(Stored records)
►
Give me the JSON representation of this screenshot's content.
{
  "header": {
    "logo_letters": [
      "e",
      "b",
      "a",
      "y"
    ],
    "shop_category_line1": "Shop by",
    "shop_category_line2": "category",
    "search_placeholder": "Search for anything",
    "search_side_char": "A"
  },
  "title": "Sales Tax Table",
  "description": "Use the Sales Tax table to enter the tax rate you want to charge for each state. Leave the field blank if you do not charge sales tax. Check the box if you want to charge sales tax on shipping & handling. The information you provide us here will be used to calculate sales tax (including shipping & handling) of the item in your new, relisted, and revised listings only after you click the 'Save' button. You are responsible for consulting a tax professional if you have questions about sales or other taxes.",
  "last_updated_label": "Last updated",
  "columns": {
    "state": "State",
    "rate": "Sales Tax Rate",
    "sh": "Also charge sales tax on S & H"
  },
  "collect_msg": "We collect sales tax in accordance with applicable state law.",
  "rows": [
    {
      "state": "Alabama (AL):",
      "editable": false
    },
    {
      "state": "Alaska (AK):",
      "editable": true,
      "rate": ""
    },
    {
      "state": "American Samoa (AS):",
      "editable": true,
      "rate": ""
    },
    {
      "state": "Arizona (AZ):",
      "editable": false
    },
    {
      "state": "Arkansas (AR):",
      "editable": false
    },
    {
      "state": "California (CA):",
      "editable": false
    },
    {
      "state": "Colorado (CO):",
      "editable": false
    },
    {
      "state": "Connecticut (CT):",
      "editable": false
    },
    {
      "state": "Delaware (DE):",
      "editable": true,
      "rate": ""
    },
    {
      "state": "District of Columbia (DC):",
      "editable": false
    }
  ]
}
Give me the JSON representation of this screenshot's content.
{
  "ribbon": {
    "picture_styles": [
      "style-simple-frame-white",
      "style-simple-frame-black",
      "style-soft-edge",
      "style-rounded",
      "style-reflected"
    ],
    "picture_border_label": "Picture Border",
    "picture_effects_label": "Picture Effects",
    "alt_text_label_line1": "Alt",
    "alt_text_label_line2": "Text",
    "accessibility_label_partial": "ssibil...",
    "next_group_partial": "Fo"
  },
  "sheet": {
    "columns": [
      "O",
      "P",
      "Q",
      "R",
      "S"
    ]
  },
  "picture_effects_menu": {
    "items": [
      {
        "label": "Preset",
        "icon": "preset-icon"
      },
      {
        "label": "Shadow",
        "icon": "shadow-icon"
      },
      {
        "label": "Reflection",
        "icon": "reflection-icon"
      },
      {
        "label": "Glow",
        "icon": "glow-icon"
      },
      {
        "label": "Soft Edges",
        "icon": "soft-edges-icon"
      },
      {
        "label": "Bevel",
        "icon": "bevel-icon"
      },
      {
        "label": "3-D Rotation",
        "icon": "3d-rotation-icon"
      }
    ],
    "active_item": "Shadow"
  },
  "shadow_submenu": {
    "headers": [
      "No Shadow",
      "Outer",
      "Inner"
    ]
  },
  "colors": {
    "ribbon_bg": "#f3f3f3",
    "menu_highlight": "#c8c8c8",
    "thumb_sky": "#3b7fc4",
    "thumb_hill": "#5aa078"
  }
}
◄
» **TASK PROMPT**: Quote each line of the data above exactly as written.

» **THE COMPLETED TASK**:
Give me the JSON representation of this screenshot's content.
{
  "header": {
    "logo_letters": [
      "e",
      "b",
      "a",
      "y"
    ],
    "shop_category_line1": "Shop by",
    "shop_category_line2": "category",
    "search_placeholder": "Search for anything",
    "search_side_char": "A"
  },
  "title": "Sales Tax Table",
  "description": "Use the Sales Tax table to enter the tax rate you want to charge for each state. Leave the field blank if you do not charge sales tax. Check the box if you want to charge sales tax on shipping & handling. The information you provide us here will be used to calculate sales tax (including shipping & handling) of the item in your new, relisted, and revised listings only after you click the 'Save' button. You are responsible for consulting a tax professional if you have questions about sales or other taxes.",
  "last_updated_label": "Last updated",
  "columns": {
    "state": "State",
    "rate": "Sales Tax Rate",
    "sh": "Also charge sales tax on S & H"
  },
  "collect_msg": "We collect sales tax in accordance with applicable state law.",
  "rows": [
    {
      "state": "Alabama (AL):",
      "editable": false
    },
    {
      "state": "Alaska (AK):",
      "editable": true,
      "rate": ""
    },
    {
      "state": "American Samoa (AS):",
      "editable": true,
      "rate": ""
    },
    {
      "state": "Arizona (AZ):",
      "editable": false
    },
    {
      "state": "Arkansas (AR):",
      "editable": false
    },
    {
      "state": "California (CA):",
      "editable": false
    },
    {
      "state": "Colorado (CO):",
      "editable": false
    },
    {
      "state": "Connecticut (CT):",
      "editable": false
    },
    {
      "state": "Delaware (DE):",
      "editable": true,
      "rate": ""
    },
    {
      "state": "District of Columbia (DC):",
      "editable": false
    }
  ]
}
Give me the JSON representation of this screenshot's content.
{
  "ribbon": {
    "picture_styles": [
      "style-simple-frame-white",
      "style-simple-frame-black",
      "style-soft-edge",
      "style-rounded",
      "style-reflected"
    ],
    "picture_border_label": "Picture Border",
    "picture_effects_label": "Picture Effects",
    "alt_text_label_line1": "Alt",
    "alt_text_label_line2": "Text",
    "accessibility_label_partial": "ssibil...",
    "next_group_partial": "Fo"
  },
  "sheet": {
    "columns": [
      "O",
      "P",
      "Q",
      "R",
      "S"
    ]
  },
  "picture_effects_menu": {
    "items": [
      {
        "label": "Preset",
        "icon": "preset-icon"
      },
      {
        "label": "Shadow",
        "icon": "shadow-icon"
      },
      {
        "label": "Reflection",
        "icon": "reflection-icon"
      },
      {
        "label": "Glow",
        "icon": "glow-icon"
      },
      {
        "label": "Soft Edges",
        "icon": "soft-edges-icon"
      },
      {
        "label": "Bevel",
        "icon": "bevel-icon"
      },
      {
        "label": "3-D Rotation",
        "icon": "3d-rotation-icon"
      }
    ],
    "active_item": "Shadow"
  },
  "shadow_submenu": {
    "headers": [
      "No Shadow",
      "Outer",
      "Inner"
    ]
  },
  "colors": {
    "ribbon_bg": "#f3f3f3",
    "menu_highlight": "#c8c8c8",
    "thumb_sky": "#3b7fc4",
    "thumb_hill": "#5aa078"
  }
}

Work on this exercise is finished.